Task —
Without omitting anything, write out the listing below precisely.

Supplied records —
----

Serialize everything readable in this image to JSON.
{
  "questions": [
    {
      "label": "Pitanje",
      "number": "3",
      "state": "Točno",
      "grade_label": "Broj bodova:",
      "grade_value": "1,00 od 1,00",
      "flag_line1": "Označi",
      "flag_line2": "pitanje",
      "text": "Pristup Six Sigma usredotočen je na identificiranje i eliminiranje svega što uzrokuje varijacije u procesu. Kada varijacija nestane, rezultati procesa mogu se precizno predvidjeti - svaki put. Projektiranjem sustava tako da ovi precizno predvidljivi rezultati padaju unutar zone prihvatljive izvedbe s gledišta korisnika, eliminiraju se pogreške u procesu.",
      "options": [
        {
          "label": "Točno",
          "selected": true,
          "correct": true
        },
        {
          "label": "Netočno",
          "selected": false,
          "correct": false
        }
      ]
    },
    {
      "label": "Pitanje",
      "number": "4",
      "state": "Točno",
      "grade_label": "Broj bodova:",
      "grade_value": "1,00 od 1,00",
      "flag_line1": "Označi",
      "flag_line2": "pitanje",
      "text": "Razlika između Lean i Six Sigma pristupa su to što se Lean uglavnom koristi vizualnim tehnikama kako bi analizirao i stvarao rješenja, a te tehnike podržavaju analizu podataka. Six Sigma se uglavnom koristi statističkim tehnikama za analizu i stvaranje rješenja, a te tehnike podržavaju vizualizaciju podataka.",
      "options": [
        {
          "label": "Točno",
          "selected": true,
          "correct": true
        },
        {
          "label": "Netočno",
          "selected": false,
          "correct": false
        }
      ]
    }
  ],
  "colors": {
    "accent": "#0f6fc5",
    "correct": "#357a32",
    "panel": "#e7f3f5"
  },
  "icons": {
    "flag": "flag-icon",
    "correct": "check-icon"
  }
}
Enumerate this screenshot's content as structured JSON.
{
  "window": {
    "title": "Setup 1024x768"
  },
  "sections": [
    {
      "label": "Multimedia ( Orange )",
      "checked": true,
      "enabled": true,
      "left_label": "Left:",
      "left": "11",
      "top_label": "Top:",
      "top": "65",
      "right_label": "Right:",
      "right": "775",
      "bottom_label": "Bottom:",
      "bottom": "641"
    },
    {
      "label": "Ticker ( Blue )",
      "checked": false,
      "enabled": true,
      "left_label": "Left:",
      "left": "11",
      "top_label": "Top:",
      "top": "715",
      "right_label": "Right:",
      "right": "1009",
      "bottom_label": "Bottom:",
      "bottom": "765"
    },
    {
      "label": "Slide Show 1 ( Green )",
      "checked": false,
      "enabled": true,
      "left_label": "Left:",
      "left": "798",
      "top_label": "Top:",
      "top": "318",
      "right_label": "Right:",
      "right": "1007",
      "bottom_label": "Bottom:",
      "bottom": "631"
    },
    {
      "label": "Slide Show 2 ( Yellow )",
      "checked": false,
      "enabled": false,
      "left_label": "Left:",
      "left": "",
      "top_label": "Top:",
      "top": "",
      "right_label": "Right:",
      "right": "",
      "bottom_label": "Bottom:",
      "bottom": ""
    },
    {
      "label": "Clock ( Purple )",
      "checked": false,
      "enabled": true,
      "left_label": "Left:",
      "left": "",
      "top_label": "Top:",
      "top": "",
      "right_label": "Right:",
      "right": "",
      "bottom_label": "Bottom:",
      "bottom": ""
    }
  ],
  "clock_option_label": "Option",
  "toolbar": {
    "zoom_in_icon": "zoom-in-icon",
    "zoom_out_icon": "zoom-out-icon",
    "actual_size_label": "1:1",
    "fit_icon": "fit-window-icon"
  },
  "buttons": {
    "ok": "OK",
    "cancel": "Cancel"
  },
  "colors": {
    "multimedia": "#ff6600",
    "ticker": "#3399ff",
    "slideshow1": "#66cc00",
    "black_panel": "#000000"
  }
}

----

Your solution —
Serialize everything readable in this image to JSON.
{
  "questions": [
    {
      "label": "Pitanje",
      "number": "3",
      "state": "Točno",
      "grade_label": "Broj bodova:",
      "grade_value": "1,00 od 1,00",
      "flag_line1": "Označi",
      "flag_line2": "pitanje",
      "text": "Pristup Six Sigma usredotočen je na identificiranje i eliminiranje svega što uzrokuje varijacije u procesu. Kada varijacija nestane, rezultati procesa mogu se precizno predvidjeti - svaki put. Projektiranjem sustava tako da ovi precizno predvidljivi rezultati padaju unutar zone prihvatljive izvedbe s gledišta korisnika, eliminiraju se pogreške u procesu.",
      "options": [
        {
          "label": "Točno",
          "selected": true,
          "correct": true
        },
        {
          "label": "Netočno",
          "selected": false,
          "correct": false
        }
      ]
    },
    {
      "label": "Pitanje",
      "number": "4",
      "state": "Točno",
      "grade_label": "Broj bodova:",
      "grade_value": "1,00 od 1,00",
      "flag_line1": "Označi",
      "flag_line2": "pitanje",
      "text": "Razlika između Lean i Six Sigma pristupa su to što se Lean uglavnom koristi vizualnim tehnikama kako bi analizirao i stvarao rješenja, a te tehnike podržavaju analizu podataka. Six Sigma se uglavnom koristi statističkim tehnikama za analizu i stvaranje rješenja, a te tehnike podržavaju vizualizaciju podataka.",
      "options": [
        {
          "label": "Točno",
          "selected": true,
          "correct": true
        },
        {
          "label": "Netočno",
          "selected": false,
          "correct": false
        }
      ]
    }
  ],
  "colors": {
    "accent": "#0f6fc5",
    "correct": "#357a32",
    "panel": "#e7f3f5"
  },
  "icons": {
    "flag": "flag-icon",
    "correct": "check-icon"
  }
}
Enumerate this screenshot's content as structured JSON.
{
  "window": {
    "title": "Setup 1024x768"
  },
  "sections": [
    {
      "label": "Multimedia ( Orange )",
      "checked": true,
      "enabled": true,
      "left_label": "Left:",
      "left": "11",
      "top_label": "Top:",
      "top": "65",
      "right_label": "Right:",
      "right": "775",
      "bottom_label": "Bottom:",
      "bottom": "641"
    },
    {
      "label": "Ticker ( Blue )",
      "checked": false,
      "enabled": true,
      "left_label": "Left:",
      "left": "11",
      "top_label": "Top:",
      "top": "715",
      "right_label": "Right:",
      "right": "1009",
      "bottom_label": "Bottom:",
      "bottom": "765"
    },
    {
      "label": "Slide Show 1 ( Green )",
      "checked": false,
      "enabled": true,
      "left_label": "Left:",
      "left": "798",
      "top_label": "Top:",
      "top": "318",
      "right_label": "Right:",
      "right": "1007",
      "bottom_label": "Bottom:",
      "bottom": "631"
    },
    {
      "label": "Slide Show 2 ( Yellow )",
      "checked": false,
      "enabled": false,
      "left_label": "Left:",
      "left": "",
      "top_label": "Top:",
      "top": "",
      "right_label": "Right:",
      "right": "",
      "bottom_label": "Bottom:",
      "bottom": ""
    },
    {
      "label": "Clock ( Purple )",
      "checked": false,
      "enabled": true,
      "left_label": "Left:",
      "left": "",
      "top_label": "Top:",
      "top": "",
      "right_label": "Right:",
      "right": "",
      "bottom_label": "Bottom:",
      "bottom": ""
    }
  ],
  "clock_option_label": "Option",
  "toolbar": {
    "zoom_in_icon": "zoom-in-icon",
    "zoom_out_icon": "zoom-out-icon",
    "actual_size_label": "1:1",
    "fit_icon": "fit-window-icon"
  },
  "buttons": {
    "ok": "OK",
    "cancel": "Cancel"
  },
  "colors": {
    "multimedia": "#ff6600",
    "ticker": "#3399ff",
    "slideshow1": "#66cc00",
    "black_panel": "#000000"
  }
}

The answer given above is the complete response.